▸ SUPPLIED RECORDS
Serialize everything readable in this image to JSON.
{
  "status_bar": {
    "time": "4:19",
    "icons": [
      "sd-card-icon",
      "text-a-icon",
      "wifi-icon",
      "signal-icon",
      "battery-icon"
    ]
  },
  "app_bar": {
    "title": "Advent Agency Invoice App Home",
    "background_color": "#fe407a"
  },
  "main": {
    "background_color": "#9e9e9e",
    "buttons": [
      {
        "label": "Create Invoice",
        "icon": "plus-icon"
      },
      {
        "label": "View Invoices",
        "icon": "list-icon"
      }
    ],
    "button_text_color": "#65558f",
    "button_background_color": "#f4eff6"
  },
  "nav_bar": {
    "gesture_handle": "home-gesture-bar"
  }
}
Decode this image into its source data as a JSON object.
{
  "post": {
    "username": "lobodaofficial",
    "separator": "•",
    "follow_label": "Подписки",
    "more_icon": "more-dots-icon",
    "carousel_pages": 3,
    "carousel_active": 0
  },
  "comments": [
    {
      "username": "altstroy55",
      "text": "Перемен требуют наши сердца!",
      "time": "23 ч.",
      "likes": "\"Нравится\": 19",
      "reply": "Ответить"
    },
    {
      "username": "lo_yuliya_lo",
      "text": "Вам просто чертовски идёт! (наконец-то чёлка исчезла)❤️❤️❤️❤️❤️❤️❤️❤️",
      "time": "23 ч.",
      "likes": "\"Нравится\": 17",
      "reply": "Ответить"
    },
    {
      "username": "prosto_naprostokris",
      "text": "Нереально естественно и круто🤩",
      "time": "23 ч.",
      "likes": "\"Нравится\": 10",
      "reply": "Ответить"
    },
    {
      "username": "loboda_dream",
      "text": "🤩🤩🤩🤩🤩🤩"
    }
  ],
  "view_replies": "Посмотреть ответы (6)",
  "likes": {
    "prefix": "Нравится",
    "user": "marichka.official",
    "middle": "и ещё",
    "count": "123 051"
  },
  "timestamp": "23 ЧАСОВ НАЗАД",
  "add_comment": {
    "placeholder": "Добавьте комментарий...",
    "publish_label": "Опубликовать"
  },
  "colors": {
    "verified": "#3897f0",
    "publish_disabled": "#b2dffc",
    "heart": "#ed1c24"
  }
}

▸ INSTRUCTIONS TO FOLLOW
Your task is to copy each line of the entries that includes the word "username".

▸ SOLUTION FOR THIS EXERCISE
    "username": "lobodaofficial",
      "username": "altstroy55",
      "username": "lo_yuliya_lo",
      "username": "prosto_naprostokris",
      "username": "loboda_dream",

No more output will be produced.